▶ [Try it]: State only how many lines below include the string "thành".

(Web page and app entries)

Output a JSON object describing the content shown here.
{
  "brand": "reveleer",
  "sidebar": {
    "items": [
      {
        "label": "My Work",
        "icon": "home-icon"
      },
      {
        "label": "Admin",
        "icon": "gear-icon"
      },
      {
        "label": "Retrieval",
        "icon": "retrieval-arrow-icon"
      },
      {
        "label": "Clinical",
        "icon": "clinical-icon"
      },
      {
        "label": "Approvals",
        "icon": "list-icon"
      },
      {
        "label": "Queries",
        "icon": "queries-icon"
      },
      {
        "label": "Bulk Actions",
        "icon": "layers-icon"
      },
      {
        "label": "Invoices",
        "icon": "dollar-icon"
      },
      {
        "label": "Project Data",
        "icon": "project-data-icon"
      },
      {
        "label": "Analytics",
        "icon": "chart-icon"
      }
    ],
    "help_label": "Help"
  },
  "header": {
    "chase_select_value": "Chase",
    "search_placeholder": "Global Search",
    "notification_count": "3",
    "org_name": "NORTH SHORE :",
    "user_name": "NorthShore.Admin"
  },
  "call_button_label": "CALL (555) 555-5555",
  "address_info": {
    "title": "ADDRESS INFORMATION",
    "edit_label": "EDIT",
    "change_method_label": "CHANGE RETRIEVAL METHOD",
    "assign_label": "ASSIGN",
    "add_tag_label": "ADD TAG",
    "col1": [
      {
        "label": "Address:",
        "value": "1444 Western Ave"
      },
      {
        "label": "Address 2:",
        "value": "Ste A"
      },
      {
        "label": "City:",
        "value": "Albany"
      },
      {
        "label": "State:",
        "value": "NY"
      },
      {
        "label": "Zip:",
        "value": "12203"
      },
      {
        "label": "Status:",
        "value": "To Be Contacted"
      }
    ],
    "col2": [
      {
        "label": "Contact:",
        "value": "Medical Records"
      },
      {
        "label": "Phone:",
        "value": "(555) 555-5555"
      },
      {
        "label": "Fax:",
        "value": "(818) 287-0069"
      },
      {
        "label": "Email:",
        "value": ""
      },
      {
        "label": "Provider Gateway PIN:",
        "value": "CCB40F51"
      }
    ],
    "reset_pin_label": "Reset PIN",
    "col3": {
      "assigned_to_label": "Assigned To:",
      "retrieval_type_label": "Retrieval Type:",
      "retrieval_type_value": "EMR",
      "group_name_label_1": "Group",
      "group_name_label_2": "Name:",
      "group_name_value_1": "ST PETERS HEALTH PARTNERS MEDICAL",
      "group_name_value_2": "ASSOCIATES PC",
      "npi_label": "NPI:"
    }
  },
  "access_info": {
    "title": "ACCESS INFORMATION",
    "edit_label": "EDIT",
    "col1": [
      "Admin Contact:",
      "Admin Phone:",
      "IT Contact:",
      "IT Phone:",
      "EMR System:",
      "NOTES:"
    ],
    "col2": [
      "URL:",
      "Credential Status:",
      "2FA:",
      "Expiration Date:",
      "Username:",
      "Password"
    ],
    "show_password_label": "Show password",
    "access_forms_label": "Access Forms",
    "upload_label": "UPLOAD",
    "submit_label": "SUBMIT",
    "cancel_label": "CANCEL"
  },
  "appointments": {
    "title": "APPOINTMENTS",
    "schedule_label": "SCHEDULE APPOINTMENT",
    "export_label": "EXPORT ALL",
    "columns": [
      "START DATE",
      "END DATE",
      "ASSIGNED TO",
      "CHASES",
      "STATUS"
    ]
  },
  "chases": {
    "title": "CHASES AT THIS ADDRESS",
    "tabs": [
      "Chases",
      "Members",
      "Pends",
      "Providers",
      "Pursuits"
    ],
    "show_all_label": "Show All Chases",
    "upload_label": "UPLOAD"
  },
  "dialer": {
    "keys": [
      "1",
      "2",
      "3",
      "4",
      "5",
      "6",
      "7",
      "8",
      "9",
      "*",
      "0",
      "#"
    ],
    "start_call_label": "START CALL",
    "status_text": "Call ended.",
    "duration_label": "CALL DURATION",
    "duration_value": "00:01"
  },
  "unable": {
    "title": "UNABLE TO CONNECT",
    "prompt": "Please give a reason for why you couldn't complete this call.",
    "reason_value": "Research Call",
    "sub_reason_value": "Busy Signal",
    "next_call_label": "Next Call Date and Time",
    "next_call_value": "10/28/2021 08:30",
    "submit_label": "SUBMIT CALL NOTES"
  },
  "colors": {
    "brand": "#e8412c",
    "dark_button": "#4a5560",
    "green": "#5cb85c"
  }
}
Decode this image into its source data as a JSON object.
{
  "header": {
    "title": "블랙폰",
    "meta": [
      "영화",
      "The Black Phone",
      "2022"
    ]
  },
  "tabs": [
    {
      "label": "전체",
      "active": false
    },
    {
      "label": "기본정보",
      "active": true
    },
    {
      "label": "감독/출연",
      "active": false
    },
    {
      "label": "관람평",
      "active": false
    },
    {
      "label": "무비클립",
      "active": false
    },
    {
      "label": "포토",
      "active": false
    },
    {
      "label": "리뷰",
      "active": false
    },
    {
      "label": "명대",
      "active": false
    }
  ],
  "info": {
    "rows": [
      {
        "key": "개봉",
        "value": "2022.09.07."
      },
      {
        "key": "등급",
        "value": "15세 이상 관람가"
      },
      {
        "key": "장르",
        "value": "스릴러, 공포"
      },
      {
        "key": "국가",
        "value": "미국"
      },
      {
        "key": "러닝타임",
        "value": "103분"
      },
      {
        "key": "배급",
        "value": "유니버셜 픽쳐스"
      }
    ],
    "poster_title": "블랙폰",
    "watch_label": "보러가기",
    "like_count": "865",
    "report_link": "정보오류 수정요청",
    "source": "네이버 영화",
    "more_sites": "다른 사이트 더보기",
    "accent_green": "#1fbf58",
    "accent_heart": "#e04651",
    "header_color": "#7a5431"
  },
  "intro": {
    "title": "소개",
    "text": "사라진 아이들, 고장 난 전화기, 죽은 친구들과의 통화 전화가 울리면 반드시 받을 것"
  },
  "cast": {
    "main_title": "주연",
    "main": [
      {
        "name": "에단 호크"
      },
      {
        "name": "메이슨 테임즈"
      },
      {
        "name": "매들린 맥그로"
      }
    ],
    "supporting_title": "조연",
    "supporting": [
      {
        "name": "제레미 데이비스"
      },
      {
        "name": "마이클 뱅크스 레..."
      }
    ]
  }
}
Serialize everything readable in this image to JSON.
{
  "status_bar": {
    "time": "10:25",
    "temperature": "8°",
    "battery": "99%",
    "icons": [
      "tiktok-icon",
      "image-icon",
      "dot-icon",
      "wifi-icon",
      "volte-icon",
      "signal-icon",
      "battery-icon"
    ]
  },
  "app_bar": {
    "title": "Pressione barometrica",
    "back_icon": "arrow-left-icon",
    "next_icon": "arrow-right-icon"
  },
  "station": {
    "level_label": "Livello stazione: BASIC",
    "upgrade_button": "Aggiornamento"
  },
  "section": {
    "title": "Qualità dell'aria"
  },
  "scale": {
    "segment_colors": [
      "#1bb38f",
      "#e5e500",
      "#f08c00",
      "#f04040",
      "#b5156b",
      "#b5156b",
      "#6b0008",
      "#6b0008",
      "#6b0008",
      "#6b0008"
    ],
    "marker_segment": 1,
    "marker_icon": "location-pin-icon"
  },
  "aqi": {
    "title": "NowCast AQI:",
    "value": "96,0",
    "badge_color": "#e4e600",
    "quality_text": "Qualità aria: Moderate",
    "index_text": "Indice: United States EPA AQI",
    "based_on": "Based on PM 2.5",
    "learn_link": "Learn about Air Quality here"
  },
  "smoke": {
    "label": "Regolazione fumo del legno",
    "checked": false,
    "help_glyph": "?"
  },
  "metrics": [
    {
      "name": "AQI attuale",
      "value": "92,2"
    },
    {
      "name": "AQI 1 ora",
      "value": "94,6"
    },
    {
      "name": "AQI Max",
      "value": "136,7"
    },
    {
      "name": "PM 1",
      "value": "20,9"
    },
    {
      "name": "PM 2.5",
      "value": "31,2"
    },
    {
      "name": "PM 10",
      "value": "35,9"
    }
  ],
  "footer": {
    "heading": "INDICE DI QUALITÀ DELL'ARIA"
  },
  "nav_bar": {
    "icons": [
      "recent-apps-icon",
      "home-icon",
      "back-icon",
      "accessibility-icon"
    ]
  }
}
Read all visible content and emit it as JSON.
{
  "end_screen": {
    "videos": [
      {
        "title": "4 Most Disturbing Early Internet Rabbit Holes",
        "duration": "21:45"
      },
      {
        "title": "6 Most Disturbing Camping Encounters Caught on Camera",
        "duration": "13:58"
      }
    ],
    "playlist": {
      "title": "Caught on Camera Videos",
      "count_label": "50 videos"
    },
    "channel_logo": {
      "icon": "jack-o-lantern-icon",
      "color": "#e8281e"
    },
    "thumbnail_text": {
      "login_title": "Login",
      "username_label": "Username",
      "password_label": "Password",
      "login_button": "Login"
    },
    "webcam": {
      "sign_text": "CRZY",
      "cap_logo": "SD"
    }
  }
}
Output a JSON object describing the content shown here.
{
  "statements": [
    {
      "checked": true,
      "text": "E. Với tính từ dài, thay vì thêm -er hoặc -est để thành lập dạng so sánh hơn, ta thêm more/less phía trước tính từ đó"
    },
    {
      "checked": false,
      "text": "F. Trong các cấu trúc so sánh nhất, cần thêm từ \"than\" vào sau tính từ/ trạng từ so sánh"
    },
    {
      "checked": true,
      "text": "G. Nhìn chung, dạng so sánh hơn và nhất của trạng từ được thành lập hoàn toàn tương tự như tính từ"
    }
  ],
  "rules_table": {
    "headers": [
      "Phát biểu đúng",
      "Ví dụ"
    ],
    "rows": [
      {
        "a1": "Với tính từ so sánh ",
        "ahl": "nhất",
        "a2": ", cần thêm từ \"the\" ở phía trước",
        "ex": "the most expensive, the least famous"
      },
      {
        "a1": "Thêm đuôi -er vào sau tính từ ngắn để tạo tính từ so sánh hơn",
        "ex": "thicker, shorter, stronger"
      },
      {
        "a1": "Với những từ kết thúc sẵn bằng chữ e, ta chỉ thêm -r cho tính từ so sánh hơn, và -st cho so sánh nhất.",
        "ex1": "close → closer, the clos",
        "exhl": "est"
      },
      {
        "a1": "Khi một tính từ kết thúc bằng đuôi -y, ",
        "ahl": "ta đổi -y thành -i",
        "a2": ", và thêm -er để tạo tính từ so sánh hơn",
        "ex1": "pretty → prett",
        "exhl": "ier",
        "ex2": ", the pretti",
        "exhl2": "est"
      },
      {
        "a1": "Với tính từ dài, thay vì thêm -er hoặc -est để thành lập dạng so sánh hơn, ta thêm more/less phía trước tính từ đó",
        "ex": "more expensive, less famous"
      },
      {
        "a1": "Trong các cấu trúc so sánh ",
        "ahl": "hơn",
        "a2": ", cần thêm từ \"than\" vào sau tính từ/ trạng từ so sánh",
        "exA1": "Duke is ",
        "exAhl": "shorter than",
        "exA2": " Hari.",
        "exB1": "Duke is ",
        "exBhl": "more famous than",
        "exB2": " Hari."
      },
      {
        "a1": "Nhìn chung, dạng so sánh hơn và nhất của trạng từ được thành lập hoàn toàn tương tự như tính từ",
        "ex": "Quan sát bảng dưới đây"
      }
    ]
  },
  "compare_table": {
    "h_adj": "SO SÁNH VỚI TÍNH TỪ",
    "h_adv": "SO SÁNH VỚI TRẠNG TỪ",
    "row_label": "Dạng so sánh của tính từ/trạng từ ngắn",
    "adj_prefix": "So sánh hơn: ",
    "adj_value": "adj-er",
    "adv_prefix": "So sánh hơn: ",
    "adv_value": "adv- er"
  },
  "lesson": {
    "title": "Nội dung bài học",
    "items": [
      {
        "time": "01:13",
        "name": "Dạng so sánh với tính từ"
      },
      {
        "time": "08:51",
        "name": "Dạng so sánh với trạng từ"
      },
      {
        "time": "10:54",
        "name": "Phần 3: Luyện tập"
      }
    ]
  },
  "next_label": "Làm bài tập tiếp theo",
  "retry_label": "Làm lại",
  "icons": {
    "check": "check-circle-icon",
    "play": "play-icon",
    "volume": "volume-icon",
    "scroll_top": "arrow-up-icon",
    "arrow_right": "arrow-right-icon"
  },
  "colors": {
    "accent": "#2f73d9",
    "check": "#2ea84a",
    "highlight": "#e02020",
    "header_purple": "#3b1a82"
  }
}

▶ [Answer for this exercise]: 5